Chapter 29 Addiction and the meaning of disease


Is addiction a brain disease? Cards on the table: I do not know.

The aim of this chapter is to clarify what it would mean for the brain disease model of addiction (BDMA) to be true, rather than to argue decisively for or against it. This requires (1) distinguishing the question of whether addiction is a brain disease from the question of whether labelling it thus has beneficial consequences, such as, e.g., combatting addiction stigma; (2) differentiating possible models of disease and their relationship to the BDMA; (3) understanding the challenges of providing an account of normal brain function by which to measure brain dysfunction; and (4) addressing the complexity of establishing the hypothesis that brain dysfunction is the cause of the personal-level observable signs and experienced symptoms characteristic of addiction.

I conclude by arguing for agnosticism and heterogeneity; in some cases addiction may be a brain disease, in others not. Either way, we should not rest our hopes on the brain disease label as a means of combatting addiction stigma, but rather fight directly against drug moralism and moralistic policies.

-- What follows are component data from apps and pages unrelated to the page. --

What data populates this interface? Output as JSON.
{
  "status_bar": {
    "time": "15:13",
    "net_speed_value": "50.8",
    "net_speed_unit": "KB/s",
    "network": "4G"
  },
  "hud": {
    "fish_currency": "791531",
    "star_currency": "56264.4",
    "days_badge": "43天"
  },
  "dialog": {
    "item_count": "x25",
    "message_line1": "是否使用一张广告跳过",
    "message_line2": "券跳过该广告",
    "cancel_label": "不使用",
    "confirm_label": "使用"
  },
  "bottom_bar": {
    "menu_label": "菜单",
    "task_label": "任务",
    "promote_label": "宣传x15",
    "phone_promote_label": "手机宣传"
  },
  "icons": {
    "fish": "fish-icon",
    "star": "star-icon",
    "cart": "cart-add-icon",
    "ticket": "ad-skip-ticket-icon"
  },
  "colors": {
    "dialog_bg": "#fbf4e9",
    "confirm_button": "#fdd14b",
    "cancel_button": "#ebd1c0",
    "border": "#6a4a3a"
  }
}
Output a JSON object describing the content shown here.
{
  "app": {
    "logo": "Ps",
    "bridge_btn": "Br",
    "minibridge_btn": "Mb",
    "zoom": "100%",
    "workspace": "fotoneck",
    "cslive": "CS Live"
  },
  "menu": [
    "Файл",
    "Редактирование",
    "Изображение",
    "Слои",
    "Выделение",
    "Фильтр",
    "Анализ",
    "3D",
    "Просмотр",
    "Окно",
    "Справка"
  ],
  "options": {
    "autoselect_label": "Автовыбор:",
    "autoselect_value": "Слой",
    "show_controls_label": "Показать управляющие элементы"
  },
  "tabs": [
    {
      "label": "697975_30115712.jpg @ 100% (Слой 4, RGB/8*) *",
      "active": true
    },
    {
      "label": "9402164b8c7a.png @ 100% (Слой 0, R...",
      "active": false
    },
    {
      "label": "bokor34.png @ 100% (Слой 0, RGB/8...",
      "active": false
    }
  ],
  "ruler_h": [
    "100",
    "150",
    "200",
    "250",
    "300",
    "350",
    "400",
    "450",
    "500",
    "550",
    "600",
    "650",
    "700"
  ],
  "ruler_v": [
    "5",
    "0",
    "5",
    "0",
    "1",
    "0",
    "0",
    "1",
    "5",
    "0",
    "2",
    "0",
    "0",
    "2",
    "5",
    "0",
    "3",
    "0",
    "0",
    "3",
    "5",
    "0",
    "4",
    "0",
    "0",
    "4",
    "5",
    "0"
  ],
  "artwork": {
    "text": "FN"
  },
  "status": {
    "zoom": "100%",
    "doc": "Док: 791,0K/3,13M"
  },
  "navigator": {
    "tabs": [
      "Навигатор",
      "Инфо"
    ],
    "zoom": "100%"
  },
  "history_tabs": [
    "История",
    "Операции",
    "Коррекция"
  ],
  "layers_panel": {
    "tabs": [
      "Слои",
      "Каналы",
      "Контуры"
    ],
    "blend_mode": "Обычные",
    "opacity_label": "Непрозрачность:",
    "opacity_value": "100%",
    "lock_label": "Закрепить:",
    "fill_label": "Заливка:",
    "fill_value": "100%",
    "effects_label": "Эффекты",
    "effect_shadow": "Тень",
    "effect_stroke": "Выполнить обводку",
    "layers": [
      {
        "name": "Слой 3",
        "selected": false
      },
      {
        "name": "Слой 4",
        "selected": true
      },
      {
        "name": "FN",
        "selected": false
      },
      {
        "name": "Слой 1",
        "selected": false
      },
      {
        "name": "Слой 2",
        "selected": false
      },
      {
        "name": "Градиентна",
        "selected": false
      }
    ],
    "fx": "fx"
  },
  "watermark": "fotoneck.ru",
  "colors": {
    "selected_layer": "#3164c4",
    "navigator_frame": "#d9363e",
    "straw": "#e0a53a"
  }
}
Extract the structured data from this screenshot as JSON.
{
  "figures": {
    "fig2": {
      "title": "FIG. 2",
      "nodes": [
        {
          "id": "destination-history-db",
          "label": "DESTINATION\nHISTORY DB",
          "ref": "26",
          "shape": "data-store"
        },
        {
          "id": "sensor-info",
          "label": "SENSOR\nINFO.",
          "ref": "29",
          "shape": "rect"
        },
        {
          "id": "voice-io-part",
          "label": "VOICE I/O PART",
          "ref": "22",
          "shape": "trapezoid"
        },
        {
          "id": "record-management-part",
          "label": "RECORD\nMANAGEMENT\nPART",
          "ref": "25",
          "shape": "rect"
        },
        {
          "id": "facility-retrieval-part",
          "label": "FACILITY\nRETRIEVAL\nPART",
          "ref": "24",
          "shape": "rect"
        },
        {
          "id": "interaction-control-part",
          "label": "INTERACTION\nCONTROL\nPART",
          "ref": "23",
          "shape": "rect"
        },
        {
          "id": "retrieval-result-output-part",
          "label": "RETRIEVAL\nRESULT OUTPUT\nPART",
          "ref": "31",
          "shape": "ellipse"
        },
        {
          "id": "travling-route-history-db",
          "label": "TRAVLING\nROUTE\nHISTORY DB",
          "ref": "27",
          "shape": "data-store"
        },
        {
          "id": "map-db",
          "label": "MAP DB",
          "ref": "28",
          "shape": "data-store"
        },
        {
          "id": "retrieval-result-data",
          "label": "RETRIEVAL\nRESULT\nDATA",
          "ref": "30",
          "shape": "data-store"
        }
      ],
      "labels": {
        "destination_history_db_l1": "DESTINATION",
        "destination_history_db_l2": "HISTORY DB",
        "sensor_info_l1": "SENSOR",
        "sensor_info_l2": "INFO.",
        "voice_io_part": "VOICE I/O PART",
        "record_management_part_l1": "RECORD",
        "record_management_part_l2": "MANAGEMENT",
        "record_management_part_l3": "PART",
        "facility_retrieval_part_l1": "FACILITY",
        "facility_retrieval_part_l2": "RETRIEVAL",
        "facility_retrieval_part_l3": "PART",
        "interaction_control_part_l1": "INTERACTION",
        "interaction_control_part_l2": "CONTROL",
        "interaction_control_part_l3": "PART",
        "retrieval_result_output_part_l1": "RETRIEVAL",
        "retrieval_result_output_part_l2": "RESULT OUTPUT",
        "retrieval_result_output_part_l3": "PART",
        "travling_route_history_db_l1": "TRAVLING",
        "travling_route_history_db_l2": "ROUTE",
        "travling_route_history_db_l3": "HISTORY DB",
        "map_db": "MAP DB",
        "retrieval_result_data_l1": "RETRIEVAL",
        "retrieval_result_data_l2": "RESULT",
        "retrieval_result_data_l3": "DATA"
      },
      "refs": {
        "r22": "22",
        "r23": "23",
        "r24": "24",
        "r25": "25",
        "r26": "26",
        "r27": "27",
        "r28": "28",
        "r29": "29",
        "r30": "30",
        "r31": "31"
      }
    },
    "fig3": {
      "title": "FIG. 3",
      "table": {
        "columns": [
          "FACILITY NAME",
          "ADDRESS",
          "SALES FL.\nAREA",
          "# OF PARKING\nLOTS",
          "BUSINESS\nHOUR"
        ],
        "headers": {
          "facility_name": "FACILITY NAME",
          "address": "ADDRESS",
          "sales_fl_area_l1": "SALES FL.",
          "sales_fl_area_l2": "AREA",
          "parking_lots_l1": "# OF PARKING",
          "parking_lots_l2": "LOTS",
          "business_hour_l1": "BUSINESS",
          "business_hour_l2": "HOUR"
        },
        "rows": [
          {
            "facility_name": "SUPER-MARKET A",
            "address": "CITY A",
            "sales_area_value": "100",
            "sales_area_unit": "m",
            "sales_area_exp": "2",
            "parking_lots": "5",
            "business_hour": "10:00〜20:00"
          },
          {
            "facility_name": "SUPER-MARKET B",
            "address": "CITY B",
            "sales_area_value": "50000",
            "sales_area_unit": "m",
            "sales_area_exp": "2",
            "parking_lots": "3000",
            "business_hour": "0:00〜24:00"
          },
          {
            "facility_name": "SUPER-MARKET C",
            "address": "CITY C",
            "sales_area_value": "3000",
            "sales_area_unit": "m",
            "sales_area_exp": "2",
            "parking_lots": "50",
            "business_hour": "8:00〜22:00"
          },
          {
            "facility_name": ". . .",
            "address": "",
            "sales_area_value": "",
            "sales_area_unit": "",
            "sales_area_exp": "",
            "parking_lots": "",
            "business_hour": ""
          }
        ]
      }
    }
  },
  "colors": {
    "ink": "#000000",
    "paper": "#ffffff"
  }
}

Hanna Pickard - ORCiD:


Evaluating the Brain Disease Model of Addiction is available from: